Eccentric exercise focuses on movements, or phases of a movement, that lengthen the muscles. For example- focusing on the lowering part of a squat would be an eccentric exercise.

Isometric exercises involve holding static positions for long periods of time. Evidence suggests the constant tension on the muscles may help improve muscle endurance and support dynamic exercises. For example, doing a bar hang or a plank would be an isometric contraction

Now let’s lay out what a holistic physical therapy treatment plan would look like for someone with Achilles tendinitis who were to seek treatment at Clash Physical Therapy in Worcester, Ma.

A holistic, non surgical approach to achilles tendonitis would look like this

  1. Movement prescription tailored to you that emphasizes total body function
  2. Education around hydration & overall nutrition to support healthy bone, muscle, and joint function/healing
  3. Sleep hygiene education- Deep and REM sleep are where tissues repair and heal
  4. Stress management education- Being in a chronic stressful state is not good for promoting healing and decreasing inflammation
  5. Manual interventions such as soft tissue massage, dry needling, instrument assisted soft tissue massage or cupping to interrupt the pain signals and increase movement tolerance
  6. Footwear education- our feet have 26 bones and over 100+ muscles ligaments and tendons so supportive, cushioned footwear doesn’t make sense for everyone. Especially if you are someone that is very active and wants to continue to be active for the years to come. 

It is important to take this approach since there are multiple factors that can contribute to one’s pain. Those factors include biological, psychological, and social factors. To learn more about these factors and their influence on your pain dial, click here. Regardless, the treatment with the highest level of evidence for Achilles tendinopathy is exercise rehabilitation

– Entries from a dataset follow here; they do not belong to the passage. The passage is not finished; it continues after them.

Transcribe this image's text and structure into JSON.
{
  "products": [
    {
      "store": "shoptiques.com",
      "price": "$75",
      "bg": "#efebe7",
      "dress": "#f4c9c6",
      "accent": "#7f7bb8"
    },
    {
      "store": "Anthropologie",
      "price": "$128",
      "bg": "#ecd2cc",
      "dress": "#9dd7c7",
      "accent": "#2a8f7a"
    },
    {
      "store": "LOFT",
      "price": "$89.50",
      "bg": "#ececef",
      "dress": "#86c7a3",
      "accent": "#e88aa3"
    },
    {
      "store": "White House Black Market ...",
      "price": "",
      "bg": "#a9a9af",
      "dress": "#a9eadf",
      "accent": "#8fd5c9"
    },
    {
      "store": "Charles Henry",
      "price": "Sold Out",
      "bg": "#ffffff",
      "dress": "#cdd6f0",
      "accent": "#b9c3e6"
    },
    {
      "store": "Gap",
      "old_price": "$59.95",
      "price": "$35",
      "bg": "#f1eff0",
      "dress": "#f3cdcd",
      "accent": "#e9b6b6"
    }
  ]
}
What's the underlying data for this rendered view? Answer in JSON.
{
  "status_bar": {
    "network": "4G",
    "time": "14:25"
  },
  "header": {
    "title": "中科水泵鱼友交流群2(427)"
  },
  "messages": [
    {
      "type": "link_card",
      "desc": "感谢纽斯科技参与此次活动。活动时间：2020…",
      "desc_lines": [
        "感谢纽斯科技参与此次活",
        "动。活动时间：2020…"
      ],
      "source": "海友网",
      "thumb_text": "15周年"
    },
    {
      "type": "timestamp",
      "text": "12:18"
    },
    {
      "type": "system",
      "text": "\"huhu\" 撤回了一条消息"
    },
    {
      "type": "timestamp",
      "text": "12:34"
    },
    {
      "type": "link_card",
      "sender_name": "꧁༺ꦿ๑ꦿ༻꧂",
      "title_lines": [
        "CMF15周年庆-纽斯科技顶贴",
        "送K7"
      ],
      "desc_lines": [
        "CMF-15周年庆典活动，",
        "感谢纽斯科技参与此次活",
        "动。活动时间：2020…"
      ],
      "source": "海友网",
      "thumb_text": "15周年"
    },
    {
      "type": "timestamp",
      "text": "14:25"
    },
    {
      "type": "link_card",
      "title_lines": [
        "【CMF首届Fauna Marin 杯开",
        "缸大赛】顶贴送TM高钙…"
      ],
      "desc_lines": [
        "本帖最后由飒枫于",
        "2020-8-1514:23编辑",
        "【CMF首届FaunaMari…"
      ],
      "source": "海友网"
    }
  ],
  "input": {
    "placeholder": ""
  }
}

In conclusion Achilles tendinopathy is a debilitating injury that affects multiple domains of tendon health and physical function. Therefore, it is critical to perform a comprehensive evaluation. Ideally, the chosen treatment plan should be centered on activity modification and progressive tendon-loading exercises to promote tendon remodeling and restoration of calf-muscle function while considering the patient’s pain tolerance Furthermore, these interventions should be paired with extensive education to establish a realistic timeline for return to sport and the role of pain in guiding activity and rest. At Clash Physical Therapy & Health services, our expert physical therapists will be able to help you rapidly heal and overcome your achilles pain. To get $50 off your 90 minute comprehensive evaluation, use the phrase “heal your feet” today!

In addition, if you wanted to get started today, we would highly recommend looking into the following

  1. Foot shaped footwear. Xero, Altra or Topo shoes are one of our favorites for our patients. They have a wide toe box and zero drop options in running, walking, and hiking!-make sure to get guidance on how to safely make the switch to this type of footwear.
  2. Toe spreaders. You can order them on amazon today by clicking here. Start with wearing them for 10-15 mins a day. Be careful- they can leave you sore
  3. Strengthen your big toes and little toes. Yes, your toes are tiny athletes that should be able to move independently
  4. Stop stretching your calf and start strengthening your calf and do so barefoot to learn and feel what is actually going on at the foot.
  5. Read “Born to Run.” You won’t regret it.